Hugh Cross and Riley Puckett: Call Me Back Pal O’ Mine; Clover Blossoms; Go Feather Your Nest; Gonna Raise Ruckus Tonight; I’m Going To Settle Down; My Wild Irish Rose; Red River Valley; Smiles; Tell Me; Tuck Me To Sleep; When You Wore A Tulip; Where The Morning Glories Grow;
Oscar Ford (Lowe Stokes, Bert Layne, Riley Puckett) Columbia 1930: Farmer’s Dream; Georgia is my Home; Girl I Love In Tennessee; Little Nan; Me And My Gal; Race Between a Ford and Chevrolet; Riding In A Chevrolet Six; Sweetest Girl In Town;

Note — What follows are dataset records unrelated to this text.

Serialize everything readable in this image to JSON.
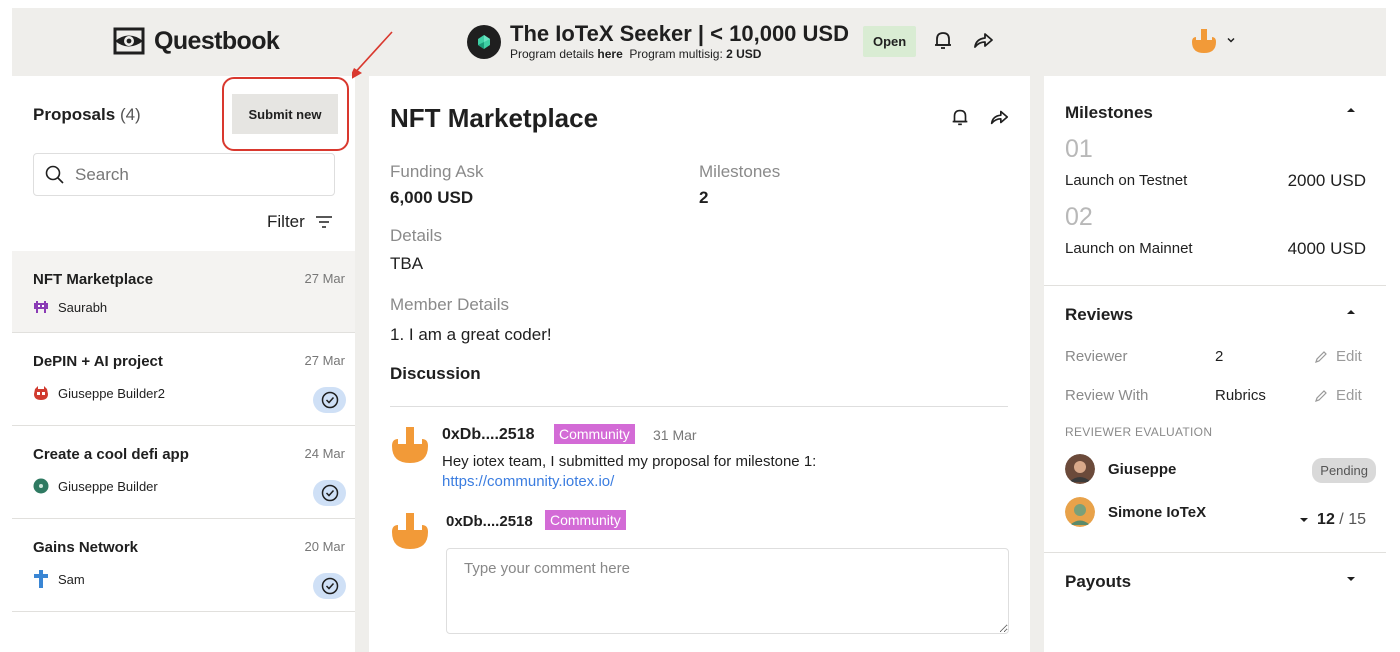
{
  "header": {
    "logo_text": "Questbook",
    "program_title": "The IoTeX Seeker | < 10,000 USD",
    "program_details_prefix": "Program details",
    "program_details_link": "here",
    "multisig_label": "Program multisig:",
    "multisig_value": "2 USD",
    "status": "Open"
  },
  "proposals": {
    "title": "Proposals",
    "count": "(4)",
    "submit_label": "Submit new",
    "search_placeholder": "Search",
    "filter_label": "Filter",
    "items": [
      {
        "name": "NFT Marketplace",
        "date": "27 Mar",
        "author": "Saurabh",
        "icon": "space-invader-avatar-icon",
        "reviewed": false
      },
      {
        "name": "DePIN + AI project",
        "date": "27 Mar",
        "author": "Giuseppe Builder2",
        "icon": "red-creature-avatar-icon",
        "reviewed": true
      },
      {
        "name": "Create a cool defi app",
        "date": "24 Mar",
        "author": "Giuseppe Builder",
        "icon": "green-circle-avatar-icon",
        "reviewed": true
      },
      {
        "name": "Gains Network",
        "date": "20 Mar",
        "author": "Sam",
        "icon": "blue-cross-avatar-icon",
        "reviewed": true
      }
    ]
  },
  "detail": {
    "title": "NFT Marketplace",
    "funding_ask_label": "Funding Ask",
    "funding_ask_value": "6,000 USD",
    "milestones_label": "Milestones",
    "milestones_value": "2",
    "details_label": "Details",
    "details_value": "TBA",
    "member_label": "Member Details",
    "member_value": "1. I am a great coder!",
    "discussion_label": "Discussion",
    "comments": [
      {
        "author": "0xDb....2518",
        "tag": "Community",
        "date": "31 Mar",
        "text": "Hey iotex team, I submitted my proposal for milestone 1:",
        "link": "https://community.iotex.io/"
      }
    ],
    "composer": {
      "author": "0xDb....2518",
      "tag": "Community",
      "placeholder": "Type your comment here"
    }
  },
  "sidebar": {
    "milestones_title": "Milestones",
    "milestones": [
      {
        "num": "01",
        "name": "Launch on Testnet",
        "amount": "2000 USD"
      },
      {
        "num": "02",
        "name": "Launch on Mainnet",
        "amount": "4000 USD"
      }
    ],
    "reviews_title": "Reviews",
    "reviewer_label": "Reviewer",
    "reviewer_value": "2",
    "review_with_label": "Review With",
    "review_with_value": "Rubrics",
    "edit_label": "Edit",
    "evaluation_caption": "REVIEWER EVALUATION",
    "reviewers": [
      {
        "name": "Giuseppe",
        "status": "Pending"
      },
      {
        "name": "Simone IoTeX",
        "score": "12",
        "total": "15"
      }
    ],
    "payouts_title": "Payouts"
  },
  "colors": {
    "background": "#efeeeb",
    "status_open": "#d9ecd3",
    "community_tag": "#d36bd6",
    "link": "#3b7de0",
    "annotation": "#d9382e",
    "reviewed_badge": "#cfe0f6"
  }
}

Oscar Ford & Riley Puckett: Henry Ford’s Model A; Married Life Blues